→ **Description of the task**
Set down every entry again word for word, please, but skip the pictures.

→ **Task material**
Start of Block
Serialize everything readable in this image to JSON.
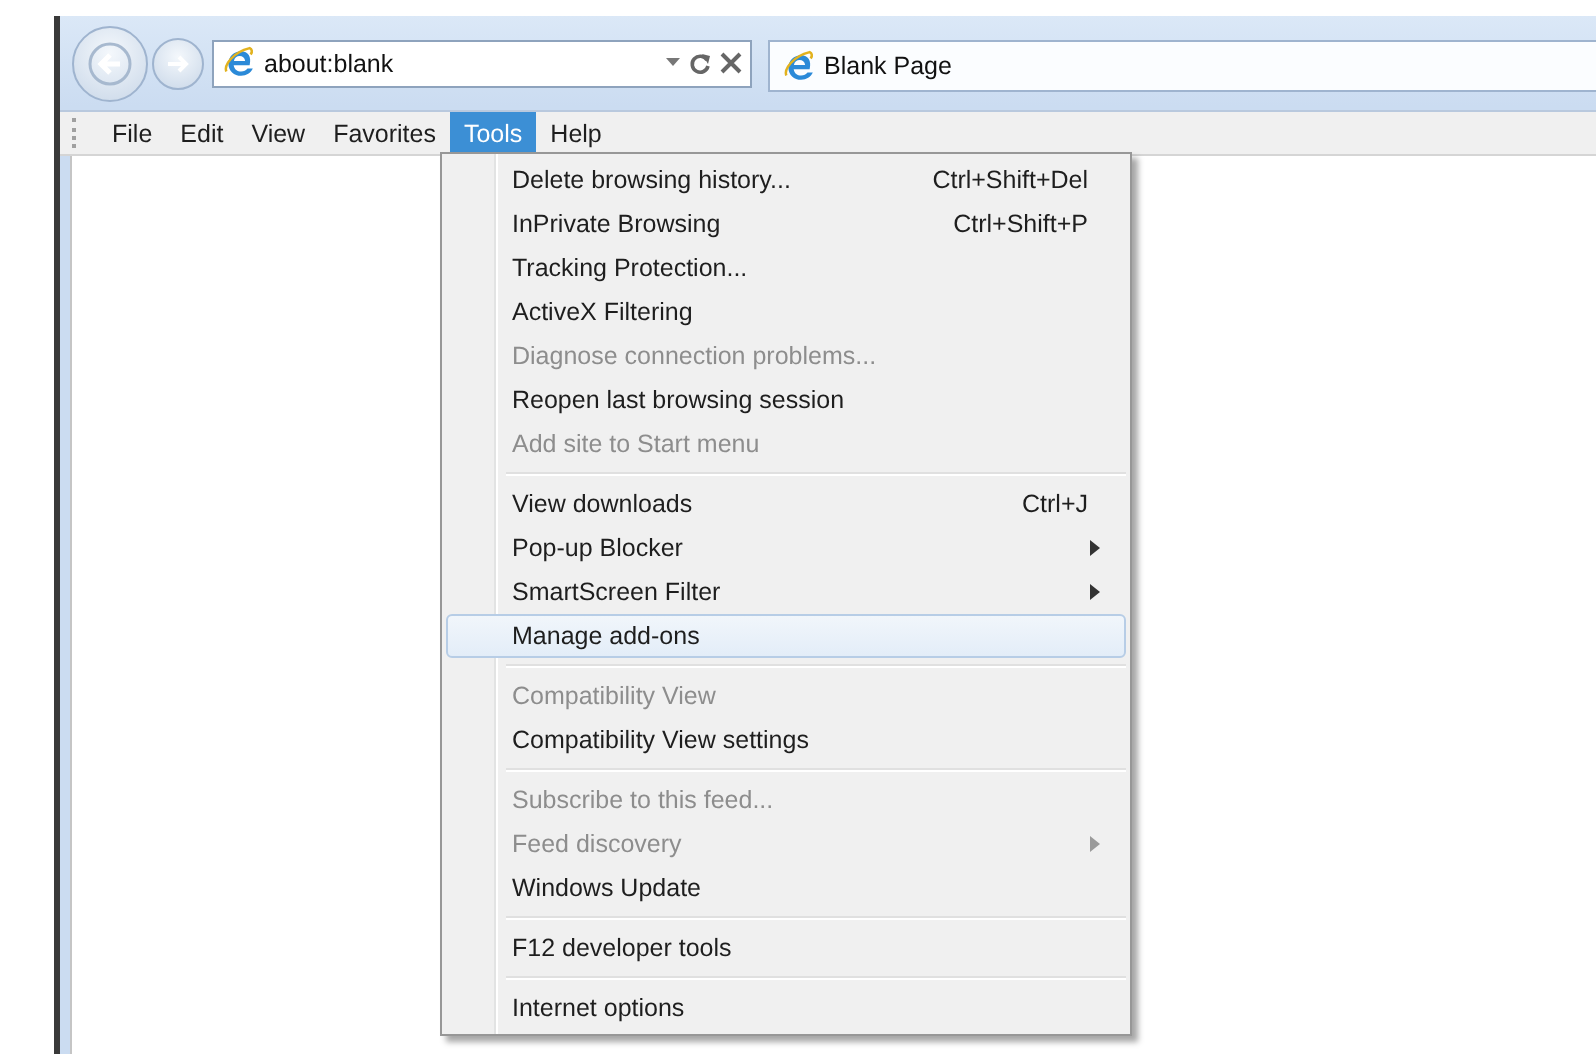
{
  "address_bar": {
    "value": "about:blank"
  },
  "tab": {
    "title": "Blank Page"
  },
  "menu_bar": [
    {
      "label": "File",
      "selected": false
    },
    {
      "label": "Edit",
      "selected": false
    },
    {
      "label": "View",
      "selected": false
    },
    {
      "label": "Favorites",
      "selected": false
    },
    {
      "label": "Tools",
      "selected": true
    },
    {
      "label": "Help",
      "selected": false
    }
  ],
  "tools_menu": {
    "groups": [
      {
        "items": [
          {
            "label": "Delete browsing history...",
            "shortcut": "Ctrl+Shift+Del",
            "disabled": false,
            "submenu": false,
            "selected": false
          },
          {
            "label": "InPrivate Browsing",
            "shortcut": "Ctrl+Shift+P",
            "disabled": false,
            "submenu": false,
            "selected": false
          },
          {
            "label": "Tracking Protection...",
            "disabled": false,
            "submenu": false,
            "selected": false
          },
          {
            "label": "ActiveX Filtering",
            "disabled": false,
            "submenu": false,
            "selected": false
          },
          {
            "label": "Diagnose connection problems...",
            "disabled": true,
            "submenu": false,
            "selected": false
          },
          {
            "label": "Reopen last browsing session",
            "disabled": false,
            "submenu": false,
            "selected": false
          },
          {
            "label": "Add site to Start menu",
            "disabled": true,
            "submenu": false,
            "selected": false
          }
        ]
      },
      {
        "items": [
          {
            "label": "View downloads",
            "shortcut": "Ctrl+J",
            "disabled": false,
            "submenu": false,
            "selected": false
          },
          {
            "label": "Pop-up Blocker",
            "disabled": false,
            "submenu": true,
            "selected": false
          },
          {
            "label": "SmartScreen Filter",
            "disabled": false,
            "submenu": true,
            "selected": false
          },
          {
            "label": "Manage add-ons",
            "disabled": false,
            "submenu": false,
            "selected": true
          }
        ]
      },
      {
        "items": [
          {
            "label": "Compatibility View",
            "disabled": true,
            "submenu": false,
            "selected": false
          },
          {
            "label": "Compatibility View settings",
            "disabled": false,
            "submenu": false,
            "selected": false
          }
        ]
      },
      {
        "items": [
          {
            "label": "Subscribe to this feed...",
            "disabled": true,
            "submenu": false,
            "selected": false
          },
          {
            "label": "Feed discovery",
            "disabled": true,
            "submenu": true,
            "selected": false
          },
          {
            "label": "Windows Update",
            "disabled": false,
            "submenu": false,
            "selected": false
          }
        ]
      },
      {
        "items": [
          {
            "label": "F12 developer tools",
            "disabled": false,
            "submenu": false,
            "selected": false
          }
        ]
      },
      {
        "items": [
          {
            "label": "Internet options",
            "disabled": false,
            "submenu": false,
            "selected": false
          }
        ]
      }
    ]
  }
}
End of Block
→ **Finished task**
Serialize everything readable in this image to JSON.
{
  "address_bar": {
    "value": "about:blank"
  },
  "tab": {
    "title": "Blank Page"
  },
  "menu_bar": [
    {
      "label": "File",
      "selected": false
    },
    {
      "label": "Edit",
      "selected": false
    },
    {
      "label": "View",
      "selected": false
    },
    {
      "label": "Favorites",
      "selected": false
    },
    {
      "label": "Tools",
      "selected": true
    },
    {
      "label": "Help",
      "selected": false
    }
  ],
  "tools_menu": {
    "groups": [
      {
        "items": [
          {
            "label": "Delete browsing history...",
            "shortcut": "Ctrl+Shift+Del",
            "disabled": false,
            "submenu": false,
            "selected": false
          },
          {
            "label": "InPrivate Browsing",
            "shortcut": "Ctrl+Shift+P",
            "disabled": false,
            "submenu": false,
            "selected": false
          },
          {
            "label": "Tracking Protection...",
            "disabled": false,
            "submenu": false,
            "selected": false
          },
          {
            "label": "ActiveX Filtering",
            "disabled": false,
            "submenu": false,
            "selected": false
          },
          {
            "label": "Diagnose connection problems...",
            "disabled": true,
            "submenu": false,
            "selected": false
          },
          {
            "label": "Reopen last browsing session",
            "disabled": false,
            "submenu": false,
            "selected": false
          },
          {
            "label": "Add site to Start menu",
            "disabled": true,
            "submenu": false,
            "selected": false
          }
        ]
      },
      {
        "items": [
          {
            "label": "View downloads",
            "shortcut": "Ctrl+J",
            "disabled": false,
            "submenu": false,
            "selected": false
          },
          {
            "label": "Pop-up Blocker",
            "disabled": false,
            "submenu": true,
            "selected": false
          },
          {
            "label": "SmartScreen Filter",
            "disabled": false,
            "submenu": true,
            "selected": false
          },
          {
            "label": "Manage add-ons",
            "disabled": false,
            "submenu": false,
            "selected": true
          }
        ]
      },
      {
        "items": [
          {
            "label": "Compatibility View",
            "disabled": true,
            "submenu": false,
            "selected": false
          },
          {
            "label": "Compatibility View settings",
            "disabled": false,
            "submenu": false,
            "selected": false
          }
        ]
      },
      {
        "items": [
          {
            "label": "Subscribe to this feed...",
            "disabled": true,
            "submenu": false,
            "selected": false
          },
          {
            "label": "Feed discovery",
            "disabled": true,
            "submenu": true,
            "selected": false
          },
          {
            "label": "Windows Update",
            "disabled": false,
            "submenu": false,
            "selected": false
          }
        ]
      },
      {
        "items": [
          {
            "label": "F12 developer tools",
            "disabled": false,
            "submenu": false,
            "selected": false
          }
        ]
      },
      {
        "items": [
          {
            "label": "Internet options",
            "disabled": false,
            "submenu": false,
            "selected": false
          }
        ]
      }
    ]
  }
}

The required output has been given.